Each line below is to be copied exactly; images do not go into the copy.

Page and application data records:
==========

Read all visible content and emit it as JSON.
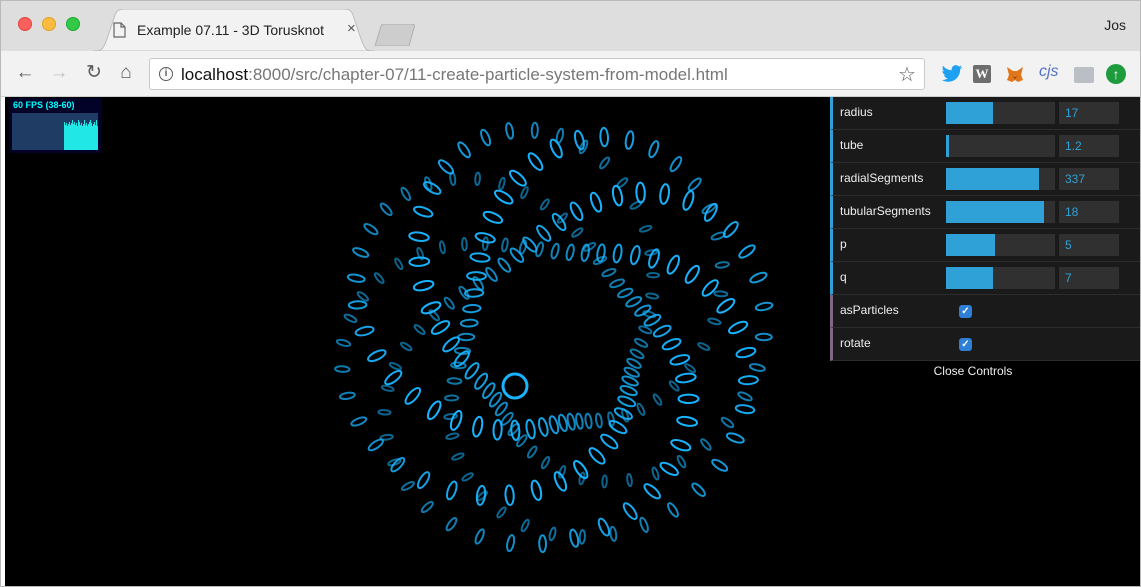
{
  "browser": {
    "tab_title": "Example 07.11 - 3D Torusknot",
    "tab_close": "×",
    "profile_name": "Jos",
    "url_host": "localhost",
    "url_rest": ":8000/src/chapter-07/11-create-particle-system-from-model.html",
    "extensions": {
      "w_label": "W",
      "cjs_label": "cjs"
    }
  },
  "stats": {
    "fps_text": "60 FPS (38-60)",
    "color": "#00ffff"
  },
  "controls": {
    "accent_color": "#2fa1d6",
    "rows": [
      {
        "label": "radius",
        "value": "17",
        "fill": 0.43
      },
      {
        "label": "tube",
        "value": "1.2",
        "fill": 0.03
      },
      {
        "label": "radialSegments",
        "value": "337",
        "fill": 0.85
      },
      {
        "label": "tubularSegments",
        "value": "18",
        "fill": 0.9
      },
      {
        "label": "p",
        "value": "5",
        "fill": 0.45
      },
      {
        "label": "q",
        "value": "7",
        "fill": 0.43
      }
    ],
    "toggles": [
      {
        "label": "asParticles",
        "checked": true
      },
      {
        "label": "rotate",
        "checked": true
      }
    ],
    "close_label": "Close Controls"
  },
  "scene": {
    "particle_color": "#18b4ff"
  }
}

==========

* Answer to this problem
Read all visible content and emit it as JSON.
{
  "browser": {
    "tab_title": "Example 07.11 - 3D Torusknot",
    "tab_close": "×",
    "profile_name": "Jos",
    "url_host": "localhost",
    "url_rest": ":8000/src/chapter-07/11-create-particle-system-from-model.html",
    "extensions": {
      "w_label": "W",
      "cjs_label": "cjs"
    }
  },
  "stats": {
    "fps_text": "60 FPS (38-60)",
    "color": "#00ffff"
  },
  "controls": {
    "accent_color": "#2fa1d6",
    "rows": [
      {
        "label": "radius",
        "value": "17",
        "fill": 0.43
      },
      {
        "label": "tube",
        "value": "1.2",
        "fill": 0.03
      },
      {
        "label": "radialSegments",
        "value": "337",
        "fill": 0.85
      },
      {
        "label": "tubularSegments",
        "value": "18",
        "fill": 0.9
      },
      {
        "label": "p",
        "value": "5",
        "fill": 0.45
      },
      {
        "label": "q",
        "value": "7",
        "fill": 0.43
      }
    ],
    "toggles": [
      {
        "label": "asParticles",
        "checked": true
      },
      {
        "label": "rotate",
        "checked": true
      }
    ],
    "close_label": "Close Controls"
  },
  "scene": {
    "particle_color": "#18b4ff"
  }
}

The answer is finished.